§ **AVAILABLE DATA**
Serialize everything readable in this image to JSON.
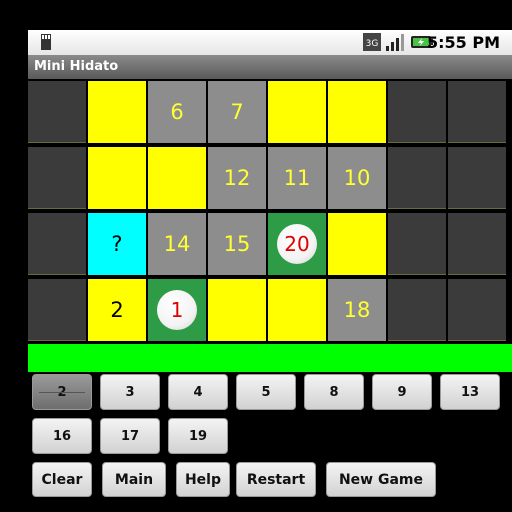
{
  "status": {
    "time": "5:55 PM",
    "network": "3G"
  },
  "app": {
    "title": "Mini Hidato"
  },
  "board": {
    "rows": [
      [
        {
          "type": "empty",
          "value": ""
        },
        {
          "type": "yellow",
          "value": ""
        },
        {
          "type": "gray",
          "value": "6"
        },
        {
          "type": "gray",
          "value": "7"
        },
        {
          "type": "yellow",
          "value": ""
        },
        {
          "type": "yellow",
          "value": ""
        },
        {
          "type": "empty",
          "value": ""
        },
        {
          "type": "empty",
          "value": ""
        }
      ],
      [
        {
          "type": "empty",
          "value": ""
        },
        {
          "type": "yellow",
          "value": ""
        },
        {
          "type": "yellow",
          "value": ""
        },
        {
          "type": "gray",
          "value": "12"
        },
        {
          "type": "gray",
          "value": "11"
        },
        {
          "type": "gray",
          "value": "10"
        },
        {
          "type": "empty",
          "value": ""
        },
        {
          "type": "empty",
          "value": ""
        }
      ],
      [
        {
          "type": "empty",
          "value": ""
        },
        {
          "type": "cyan",
          "value": "?"
        },
        {
          "type": "gray",
          "value": "14"
        },
        {
          "type": "gray",
          "value": "15"
        },
        {
          "type": "green",
          "value": "20"
        },
        {
          "type": "yellow",
          "value": ""
        },
        {
          "type": "empty",
          "value": ""
        },
        {
          "type": "empty",
          "value": ""
        }
      ],
      [
        {
          "type": "empty",
          "value": ""
        },
        {
          "type": "yellow",
          "value": "2"
        },
        {
          "type": "green",
          "value": "1"
        },
        {
          "type": "yellow",
          "value": ""
        },
        {
          "type": "yellow",
          "value": ""
        },
        {
          "type": "gray",
          "value": "18"
        },
        {
          "type": "empty",
          "value": ""
        },
        {
          "type": "empty",
          "value": ""
        }
      ]
    ]
  },
  "progress": {
    "fraction": 1.0
  },
  "number_buttons": [
    "2",
    "3",
    "4",
    "5",
    "8",
    "9",
    "13",
    "16",
    "17",
    "19"
  ],
  "selected_number": "2",
  "commands": {
    "clear": "Clear",
    "main": "Main",
    "help": "Help",
    "restart": "Restart",
    "new_game": "New Game"
  },
  "colors": {
    "yellow": "#ffff00",
    "gray": "#8d8d8d",
    "cyan": "#00ffff",
    "green": "#2e9c46",
    "progress": "#00ff00",
    "number_text": "#ffff33",
    "endpoint_text": "#e00000"
  }
}
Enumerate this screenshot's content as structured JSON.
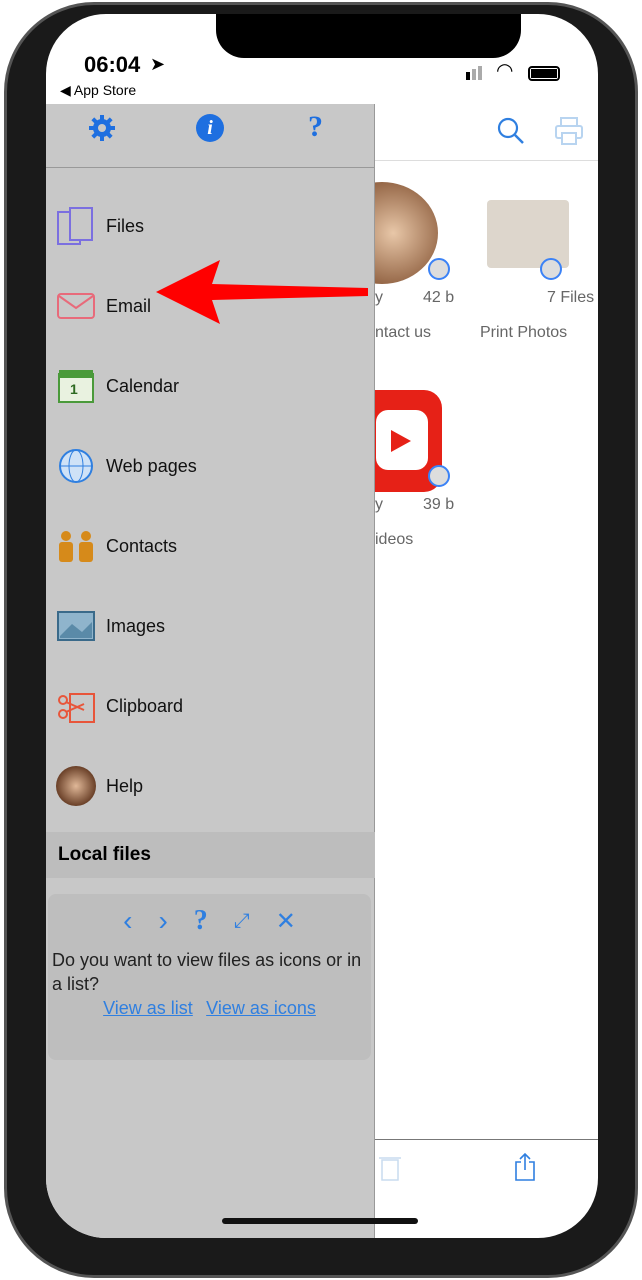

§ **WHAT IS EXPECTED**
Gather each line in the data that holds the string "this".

§ **EXERCISE ANSWER**
Serialize everything readable in this image to JSON.
Enumerate this screenshot's content as structured JSON.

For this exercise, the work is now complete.